Is the wife really threatened you?
In many matrimonial cases I have seen wife many time threatens husband to commit suicide or attempt one.
But why she do this?
The reason why she do this can be plenty most common are listed below..
She wants her wishes to come true…Here you need to realize her needs and address them.
Psychological issues-: you need to consult some profession and take report for own safety.
parental interference-Sometimes too much interference from her parents side is an issue
Other issue may be dowry demand which is illegal and I believe punishment should be given in such cases.
Legal process and procedure..
Whatever may be the real reason except the dowry demand, you have to stay alert and do some things.
Recording-: The reason why she is attempting suicide must be recorded. Because if she commits suicide and her parents put wrong dowry allegations on you then you will be prosecuted under 304B which puts reverse burden of proof and you have to explain why she commited suicide.

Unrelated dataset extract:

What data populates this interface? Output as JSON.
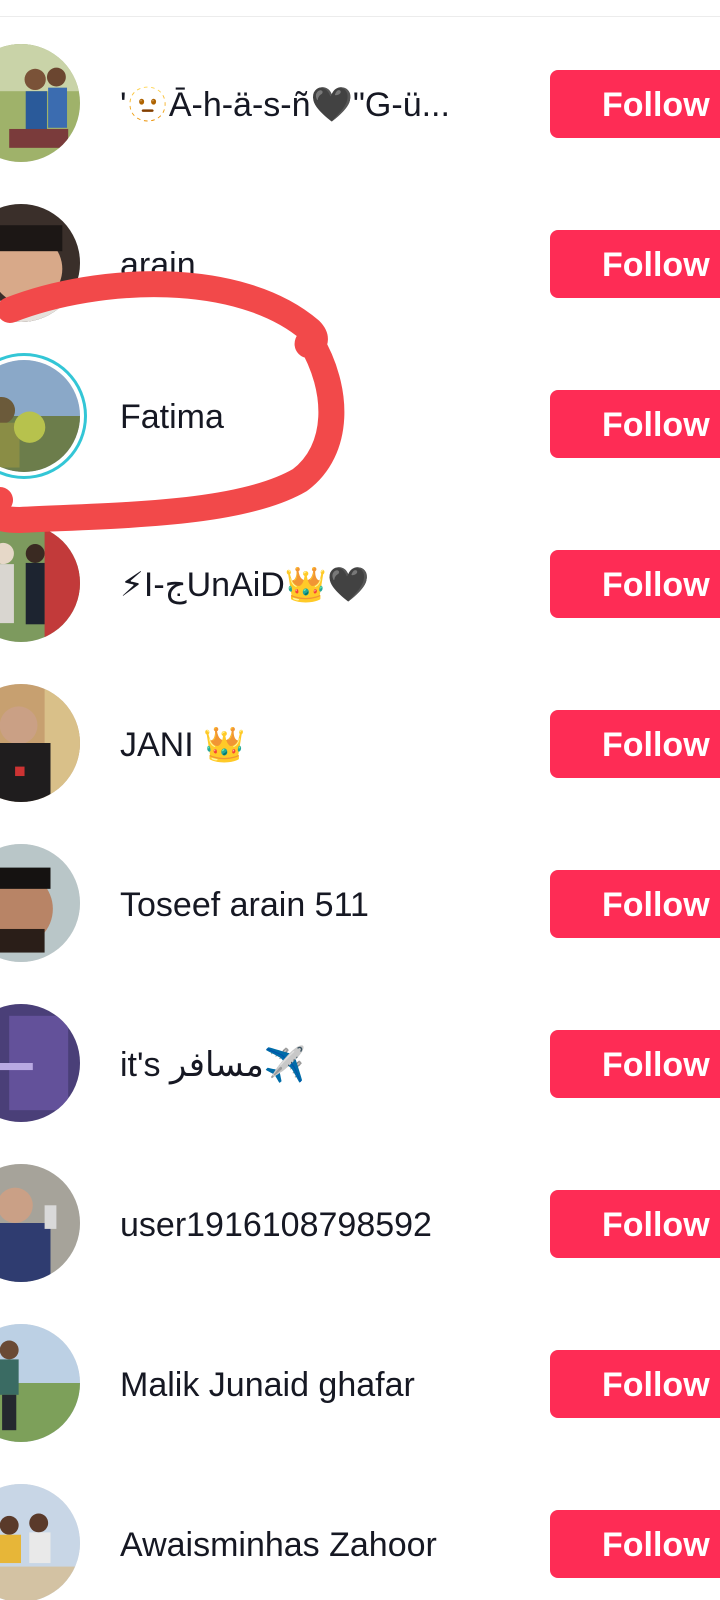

Medical Documents-: if she is attempting suicide due to medical stress then immediately counsellor needs to be consulted and the written opinion is to be kept for your safety.
Mediation-: You have to disclose this thing to her parents and other neutral persons needs to be involved. The real reason is kept before them also.
Judicial Separation-: If wife try to attempt suicide then it is better to apply for judicial separation/divorce immediately so that everything comes on record. Star staying separately.
Divorce-: Attempting to do suicide and keeping husband under stress is also a cause of mental cruelty and divorce. provided you have above 3 things that is recording, medical documents and mediation.
Complaint under 309 IPC You can simultaneously lodge a complaint under 309 IPC as attempt to commit suicide is also an offence.
Wife threatning to commit suicide is an unfortunate thing but if she commits a suicide then in recent Judgement of
The usage of rebuttable presumption of causality, under Section 113B, Evidence Act, creates a greater responsibility on Judges, defense and prosecution. They need to be extra careful during conducting criminal trials relating to Section 304B, IPC. In order to address this precarious situation, procedural law has some safeguards, which merits mentioning herein.
20. It is a matter of grave concern that, often, Trial Courts record the statement of an accused under Section 313, CrPC in a very casual and cursory manner, without specifically questioning the accused as to his defense. It ought to be noted that the examination of an accused under Section 313, CrPC cannot be treated as a mere procedural formality, as it is based on the fundamental principle of fairness. This provision incorporates the valuable principle of natural justice “audi alteram partem”, as it enables the accused to offer an explanation for the incriminatory material appearing against him. Therefore, it imposes an obligation on the part of the Court to question the accused fairly, with care and caution. The Court must put incriminating circumstances before the accused and seek his response. A duty is also cast on the counsel of the accused to prepare his defense, since the inception of the trial, with due caution, keeping in consideration the peculiarities of Section 304B, IPC read with Section 113B, Evidence Act.
21. Section 232, CrPC assumes importance, which reads as, “If, after taking the evidence for the prosecution, examining the accused and hearing the prosecution and the defence on the point, the Judge considers that there is no evidence that the accused committed the offence, the Judge shall record an order of acquittal”. Once the Trial Court decides that the accused is not eligible to be acquitted as per the provisions of Section 232, CrPC, it must move on and fix hearings specifically for ‘defence evidence’, calling upon the accused to present his defense as per the procedure provided under Section 233, CrPC, which is also an invaluable right provided to the accused. Existence of such procedural right cohesively sits with the rebuttable presumption as provided under Section 113B, Evidence Act.
22. The second contentious part relating to Section 304B, IPC is that it does not take a pigeonhole approach in categorizing death as homicidal or suicidal or accidental, as was done earlier. The reason for such non categorization is due to the fact that death occurring “otherwise than under normal circumstances” can, in cases, be homicidal or suicidal or accidental. However, the Section 304B, IPC endeavors to also address those situations wherein murders or suicide are masqueraded as accidents.